ASSIGNED TASK = Please find all lines containing "Bass" in the listing below and copy them.
◆ ◆ ◆ ◆
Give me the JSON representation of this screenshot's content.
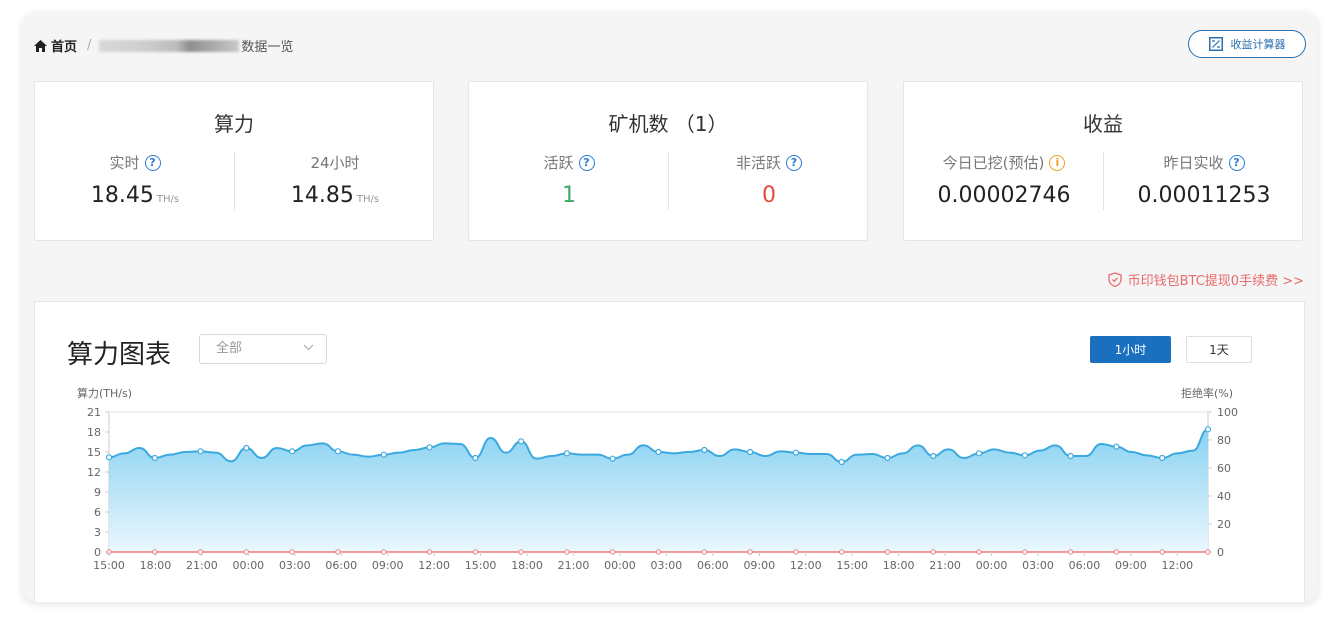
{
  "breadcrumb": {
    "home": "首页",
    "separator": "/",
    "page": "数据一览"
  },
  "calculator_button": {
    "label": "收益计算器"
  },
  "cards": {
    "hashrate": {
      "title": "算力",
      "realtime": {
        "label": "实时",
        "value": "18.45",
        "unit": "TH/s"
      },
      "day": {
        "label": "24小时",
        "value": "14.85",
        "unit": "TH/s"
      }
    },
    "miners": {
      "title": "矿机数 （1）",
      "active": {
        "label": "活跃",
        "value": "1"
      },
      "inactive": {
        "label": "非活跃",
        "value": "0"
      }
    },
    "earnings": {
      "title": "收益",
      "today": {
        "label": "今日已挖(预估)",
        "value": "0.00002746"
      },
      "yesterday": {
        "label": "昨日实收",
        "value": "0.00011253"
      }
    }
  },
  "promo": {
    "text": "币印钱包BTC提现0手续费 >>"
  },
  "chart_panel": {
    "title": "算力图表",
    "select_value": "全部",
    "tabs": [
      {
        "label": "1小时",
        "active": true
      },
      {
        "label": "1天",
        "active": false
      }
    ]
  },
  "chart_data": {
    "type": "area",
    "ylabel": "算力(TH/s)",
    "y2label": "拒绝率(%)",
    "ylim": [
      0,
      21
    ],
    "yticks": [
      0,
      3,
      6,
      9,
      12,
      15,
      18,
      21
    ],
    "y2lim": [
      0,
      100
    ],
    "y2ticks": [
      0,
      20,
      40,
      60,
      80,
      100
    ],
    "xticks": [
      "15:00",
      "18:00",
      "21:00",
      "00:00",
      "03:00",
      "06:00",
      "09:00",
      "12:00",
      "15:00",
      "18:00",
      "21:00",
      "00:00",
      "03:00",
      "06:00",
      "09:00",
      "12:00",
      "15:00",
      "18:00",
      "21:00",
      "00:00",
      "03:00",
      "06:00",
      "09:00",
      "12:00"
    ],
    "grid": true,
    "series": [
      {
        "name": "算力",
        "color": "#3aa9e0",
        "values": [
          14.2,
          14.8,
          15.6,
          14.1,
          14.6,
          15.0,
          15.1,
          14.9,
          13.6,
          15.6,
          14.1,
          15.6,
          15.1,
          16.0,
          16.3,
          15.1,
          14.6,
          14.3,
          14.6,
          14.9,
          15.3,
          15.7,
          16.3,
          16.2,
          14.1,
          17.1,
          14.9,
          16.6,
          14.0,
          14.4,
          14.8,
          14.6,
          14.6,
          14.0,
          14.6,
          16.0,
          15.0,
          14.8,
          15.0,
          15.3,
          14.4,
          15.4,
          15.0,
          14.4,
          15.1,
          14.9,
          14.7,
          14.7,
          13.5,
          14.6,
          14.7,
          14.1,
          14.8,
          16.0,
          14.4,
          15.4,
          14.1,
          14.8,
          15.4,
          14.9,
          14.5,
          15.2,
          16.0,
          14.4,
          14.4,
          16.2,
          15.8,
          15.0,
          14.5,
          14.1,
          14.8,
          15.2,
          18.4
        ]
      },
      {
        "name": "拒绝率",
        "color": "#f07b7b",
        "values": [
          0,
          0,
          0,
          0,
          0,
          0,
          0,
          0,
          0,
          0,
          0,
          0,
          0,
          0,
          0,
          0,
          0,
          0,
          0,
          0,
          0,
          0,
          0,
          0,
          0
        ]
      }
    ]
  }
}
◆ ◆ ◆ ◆
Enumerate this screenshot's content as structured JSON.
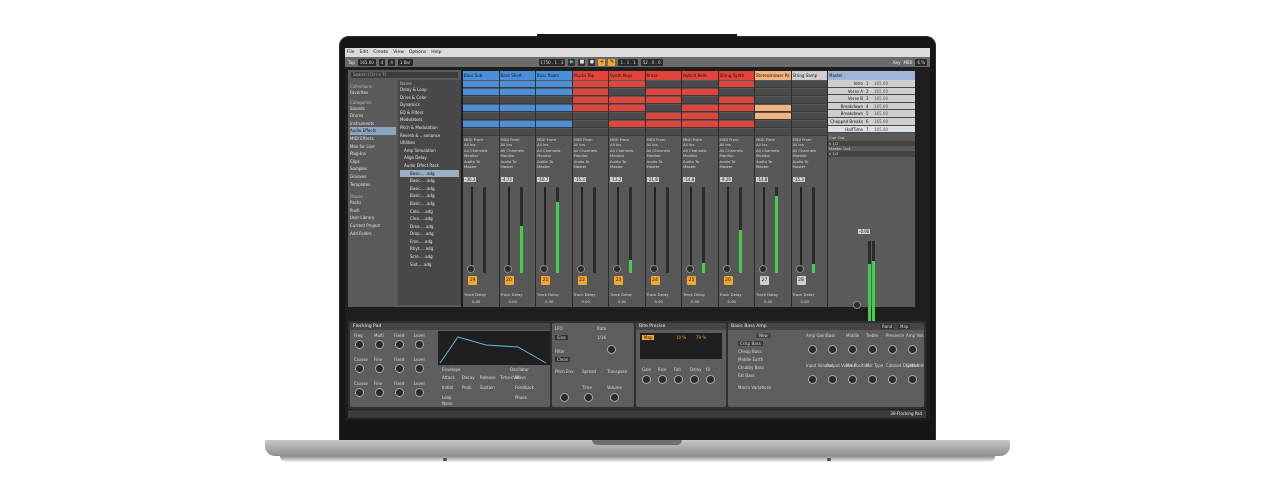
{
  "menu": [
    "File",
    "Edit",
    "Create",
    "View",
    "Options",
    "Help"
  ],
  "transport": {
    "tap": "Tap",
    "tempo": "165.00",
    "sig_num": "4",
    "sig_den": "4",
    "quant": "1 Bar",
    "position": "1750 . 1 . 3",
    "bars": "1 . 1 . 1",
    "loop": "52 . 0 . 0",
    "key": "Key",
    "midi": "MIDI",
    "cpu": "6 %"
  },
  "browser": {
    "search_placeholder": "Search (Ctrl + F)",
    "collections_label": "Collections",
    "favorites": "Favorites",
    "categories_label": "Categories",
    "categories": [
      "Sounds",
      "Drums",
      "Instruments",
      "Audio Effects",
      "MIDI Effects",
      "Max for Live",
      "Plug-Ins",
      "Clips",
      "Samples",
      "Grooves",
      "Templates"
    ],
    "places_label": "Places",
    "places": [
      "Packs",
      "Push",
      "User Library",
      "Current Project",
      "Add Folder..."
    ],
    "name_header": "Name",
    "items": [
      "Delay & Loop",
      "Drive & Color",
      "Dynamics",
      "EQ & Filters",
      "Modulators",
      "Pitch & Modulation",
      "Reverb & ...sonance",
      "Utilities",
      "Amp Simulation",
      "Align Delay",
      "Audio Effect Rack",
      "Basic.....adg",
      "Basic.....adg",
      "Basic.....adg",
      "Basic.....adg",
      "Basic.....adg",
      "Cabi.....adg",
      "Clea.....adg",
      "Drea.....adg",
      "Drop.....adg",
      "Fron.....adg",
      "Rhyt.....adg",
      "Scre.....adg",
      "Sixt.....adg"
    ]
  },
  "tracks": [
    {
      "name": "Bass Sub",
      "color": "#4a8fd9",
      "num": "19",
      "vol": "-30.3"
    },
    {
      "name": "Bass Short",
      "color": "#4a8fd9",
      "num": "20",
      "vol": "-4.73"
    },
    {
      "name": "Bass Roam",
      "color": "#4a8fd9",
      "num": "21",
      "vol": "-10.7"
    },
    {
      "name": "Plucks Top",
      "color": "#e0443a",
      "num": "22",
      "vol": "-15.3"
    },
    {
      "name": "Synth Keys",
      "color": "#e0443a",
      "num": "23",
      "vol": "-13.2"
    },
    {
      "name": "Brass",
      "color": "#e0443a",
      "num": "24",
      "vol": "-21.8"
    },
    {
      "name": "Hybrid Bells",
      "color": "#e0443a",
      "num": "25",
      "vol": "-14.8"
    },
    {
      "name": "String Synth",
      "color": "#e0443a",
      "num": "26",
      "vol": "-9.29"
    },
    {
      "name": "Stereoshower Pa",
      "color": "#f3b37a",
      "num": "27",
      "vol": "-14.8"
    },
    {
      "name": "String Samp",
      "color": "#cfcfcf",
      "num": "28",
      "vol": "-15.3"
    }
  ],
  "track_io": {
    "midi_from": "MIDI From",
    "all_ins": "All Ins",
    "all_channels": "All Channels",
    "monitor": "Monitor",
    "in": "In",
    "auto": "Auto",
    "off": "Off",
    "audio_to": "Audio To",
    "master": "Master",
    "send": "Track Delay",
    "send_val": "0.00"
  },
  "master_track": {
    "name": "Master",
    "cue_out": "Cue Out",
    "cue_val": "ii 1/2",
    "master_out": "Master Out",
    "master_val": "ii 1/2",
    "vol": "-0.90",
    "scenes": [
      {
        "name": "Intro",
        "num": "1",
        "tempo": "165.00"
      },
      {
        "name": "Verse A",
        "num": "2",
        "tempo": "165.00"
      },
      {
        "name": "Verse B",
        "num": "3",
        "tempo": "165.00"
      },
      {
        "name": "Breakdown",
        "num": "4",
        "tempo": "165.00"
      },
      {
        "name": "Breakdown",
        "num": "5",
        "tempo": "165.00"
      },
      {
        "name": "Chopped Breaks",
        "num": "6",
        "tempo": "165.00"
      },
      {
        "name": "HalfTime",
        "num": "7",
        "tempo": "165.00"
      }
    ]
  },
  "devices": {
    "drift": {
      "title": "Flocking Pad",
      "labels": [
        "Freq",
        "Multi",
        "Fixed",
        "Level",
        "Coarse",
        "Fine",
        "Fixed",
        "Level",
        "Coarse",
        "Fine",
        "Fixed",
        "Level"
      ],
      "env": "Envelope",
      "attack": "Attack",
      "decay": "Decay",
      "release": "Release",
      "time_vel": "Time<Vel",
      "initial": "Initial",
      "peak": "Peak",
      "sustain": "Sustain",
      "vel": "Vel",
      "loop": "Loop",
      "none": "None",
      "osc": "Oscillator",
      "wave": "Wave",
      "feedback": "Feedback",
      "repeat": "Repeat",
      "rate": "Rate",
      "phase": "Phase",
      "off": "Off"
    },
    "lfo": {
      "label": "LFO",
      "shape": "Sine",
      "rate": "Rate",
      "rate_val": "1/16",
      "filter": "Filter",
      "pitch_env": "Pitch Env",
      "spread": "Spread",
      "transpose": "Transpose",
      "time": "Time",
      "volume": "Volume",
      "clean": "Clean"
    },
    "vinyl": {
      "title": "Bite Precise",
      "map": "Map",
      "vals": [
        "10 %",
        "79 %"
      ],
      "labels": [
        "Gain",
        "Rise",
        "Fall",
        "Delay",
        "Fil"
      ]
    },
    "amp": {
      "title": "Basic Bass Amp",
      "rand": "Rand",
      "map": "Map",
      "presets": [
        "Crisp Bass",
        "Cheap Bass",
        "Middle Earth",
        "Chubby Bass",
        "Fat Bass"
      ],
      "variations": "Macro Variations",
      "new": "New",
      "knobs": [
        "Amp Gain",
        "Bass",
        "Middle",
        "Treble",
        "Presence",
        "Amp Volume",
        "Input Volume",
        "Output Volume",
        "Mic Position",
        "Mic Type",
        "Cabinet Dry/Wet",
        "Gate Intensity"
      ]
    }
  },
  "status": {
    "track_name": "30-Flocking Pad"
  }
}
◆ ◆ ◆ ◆
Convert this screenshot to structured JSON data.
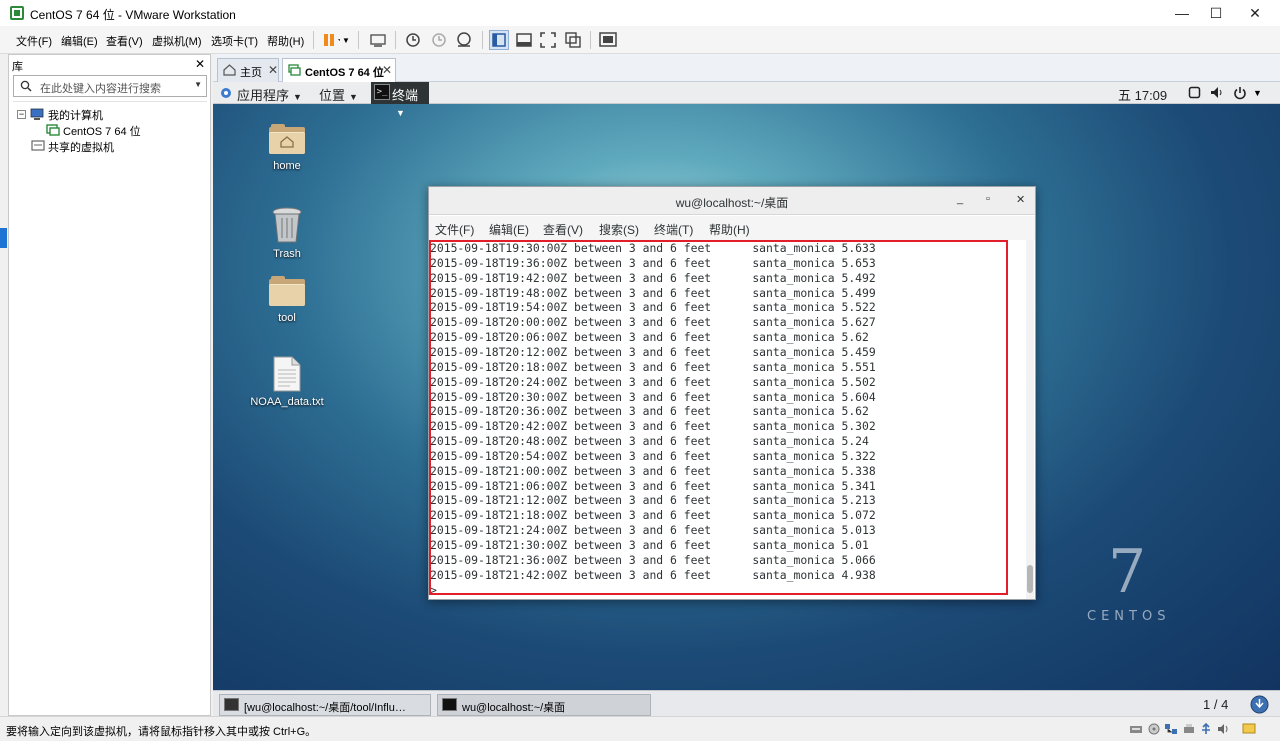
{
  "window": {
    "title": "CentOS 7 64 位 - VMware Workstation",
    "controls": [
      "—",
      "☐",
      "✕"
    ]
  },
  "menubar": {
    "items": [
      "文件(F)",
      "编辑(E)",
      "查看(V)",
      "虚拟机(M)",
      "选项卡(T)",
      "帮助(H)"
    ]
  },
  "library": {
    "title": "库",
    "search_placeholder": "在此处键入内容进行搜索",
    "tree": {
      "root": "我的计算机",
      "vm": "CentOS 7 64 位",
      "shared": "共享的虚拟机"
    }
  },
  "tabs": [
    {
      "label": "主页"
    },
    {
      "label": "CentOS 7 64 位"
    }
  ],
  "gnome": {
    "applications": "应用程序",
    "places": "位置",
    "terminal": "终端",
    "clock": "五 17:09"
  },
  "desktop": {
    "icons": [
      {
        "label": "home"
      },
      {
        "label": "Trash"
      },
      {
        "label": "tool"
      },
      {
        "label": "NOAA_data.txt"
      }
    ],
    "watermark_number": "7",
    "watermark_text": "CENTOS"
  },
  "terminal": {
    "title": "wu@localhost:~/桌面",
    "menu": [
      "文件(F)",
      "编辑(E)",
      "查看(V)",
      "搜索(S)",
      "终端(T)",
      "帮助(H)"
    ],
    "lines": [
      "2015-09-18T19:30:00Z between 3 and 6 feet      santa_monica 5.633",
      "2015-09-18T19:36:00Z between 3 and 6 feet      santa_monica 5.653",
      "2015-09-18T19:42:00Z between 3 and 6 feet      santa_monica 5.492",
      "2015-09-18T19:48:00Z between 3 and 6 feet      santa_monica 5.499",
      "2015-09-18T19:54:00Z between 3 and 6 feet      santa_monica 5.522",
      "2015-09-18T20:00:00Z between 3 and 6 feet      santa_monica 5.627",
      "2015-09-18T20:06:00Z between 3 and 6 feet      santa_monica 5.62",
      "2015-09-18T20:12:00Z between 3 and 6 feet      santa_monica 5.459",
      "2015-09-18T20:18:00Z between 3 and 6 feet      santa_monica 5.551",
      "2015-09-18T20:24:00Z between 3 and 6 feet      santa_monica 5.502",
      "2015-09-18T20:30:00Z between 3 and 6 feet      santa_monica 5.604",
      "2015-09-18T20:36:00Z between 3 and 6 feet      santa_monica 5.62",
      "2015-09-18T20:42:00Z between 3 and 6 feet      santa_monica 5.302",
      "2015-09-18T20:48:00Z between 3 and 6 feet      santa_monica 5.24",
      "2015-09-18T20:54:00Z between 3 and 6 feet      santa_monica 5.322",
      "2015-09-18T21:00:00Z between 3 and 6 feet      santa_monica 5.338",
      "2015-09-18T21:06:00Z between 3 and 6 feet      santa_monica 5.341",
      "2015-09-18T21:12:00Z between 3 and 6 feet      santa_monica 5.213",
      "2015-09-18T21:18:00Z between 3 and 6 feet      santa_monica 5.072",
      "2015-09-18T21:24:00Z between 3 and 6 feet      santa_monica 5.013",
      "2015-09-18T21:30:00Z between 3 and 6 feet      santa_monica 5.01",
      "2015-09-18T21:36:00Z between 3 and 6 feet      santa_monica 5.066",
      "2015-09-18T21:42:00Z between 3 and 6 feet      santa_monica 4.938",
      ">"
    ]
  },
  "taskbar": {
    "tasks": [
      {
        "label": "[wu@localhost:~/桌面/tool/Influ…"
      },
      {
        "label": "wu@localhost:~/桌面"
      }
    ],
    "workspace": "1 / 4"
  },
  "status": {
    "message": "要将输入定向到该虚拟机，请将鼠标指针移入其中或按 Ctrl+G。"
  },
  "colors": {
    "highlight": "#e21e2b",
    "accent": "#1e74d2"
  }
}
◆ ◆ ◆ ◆
ANSWER SPACE =
      "name": "Bass Sub",
      "name": "Bass Short",
      "name": "Bass Roam",
      "title": "Basic Bass Amp",
        "Crisp Bass",
        "Cheap Bass",
        "Chubby Bass",
        "Fat Bass"
        "Bass",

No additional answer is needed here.